When this pattern persists, the relationship can deteriorate and even dissolve. Steadiness, patience, genuine care, acceptance of life, empathy, and the tendency to counter active energy with a slower pace and relaxed attitude. Notice and moderate emotions, pace, amount of advice. Develop and express own separate and independent self. Work at personal priorities and needs and encourage the Mediator to do likewise. Genuine care, helpfulness, empathy, sensitivity regarding feelings, liveliness, and positive active energy.
Work on own priorities, personal boundaries, and needs and encourage the Giver to do likewise. Take responsibility for own part in conflict. Be willing to confront intrusion and over giving.
They can live parallel yet supportive lives with each taking on the tasks necessary to function and attain goals. They may even become competitive, experience one another as obstacles in the path of attainment and success, and feel insufficiently recognized.
A cycle of ever-increasing conflict can result when this occurs. Then each can get frustrated, impatient, angry, and distance himself or herself from each other, leading to alienation and distant co-existence or dissolution of the relationship.
Inattention to feelings and relationship issues, excessive focus on work and accomplishments, desire for too much recognition, and difficulty slowing pace.
Relationship Type 6 with Type 7 — The Enneagram Institute
What to Appreciate in Other Performers. Notice pace and moderate pace and allow in the receptive force. Encourage expression of feelings in each other associated with the development of the receptive force. Create time for non-work related activities and simply the relationship. Recognize that love comes from being, not doing. Performers wanting approval try harder, yet often still disappoint the Romantic who pursues the ideal relationship.
This pattern can result in a sustained gulf between them and even lead to dissolution of the relationship. Idealism, deep feelings, sensitivity to others, creative disposition, and quest for authenticity and depth. Allow self to experience depth of true feelings and more receptive force. Pay attention to and support the relationship.
Attention going to what is missing rather than what is present, imbalance regarding feeling versus doing preoccupation with feelings and sometimes inattention to doingdesire for more attention and special treatment, and tendency to become self-centered.
Support for action, sustained effort, optimism, practicality, goal focus, and competence. Stay active and present even when feeling deficient.
Balance the human feeling side of endeavors with action. Acknowledge own sense of wanting more attention and depth. Type 3, the Performer, and Type 5, the Observer Synergies and Challenges Key Conflicts Performers and Observers support each other in work projects and shared activities.
As neither type habitually attends to feelings, they are unlikely to resolve the situation through dialogue and expression of personal feelings.
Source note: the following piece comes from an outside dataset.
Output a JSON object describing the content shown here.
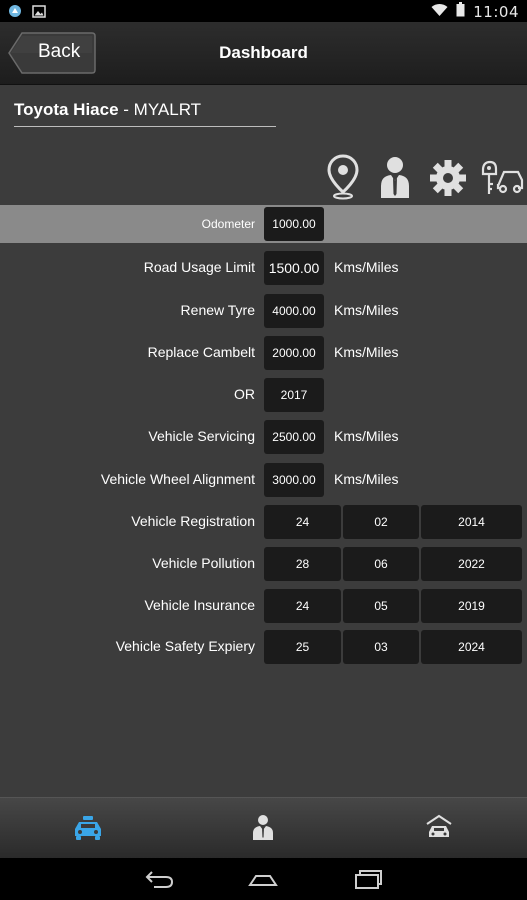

They may become alienated and lonely leading eventually to termination the relationship.
Pressure to move ahead, focus mainly on tasks and goals, impatience with analysis, shared difficulty in expressing personal feelings, and tendency to cut corners.
Thoughtful analysis, thinking before doing, dispassion and relative calm under pressure, and undemanding quality. Allow for periods of inactivity and reflection while encouraging the Observer to stay engaged.
Work on shared difficulty in paying attention to feelings. Respect boundaries and different work styles. Notice and moderate the fast go ahead energy and pace.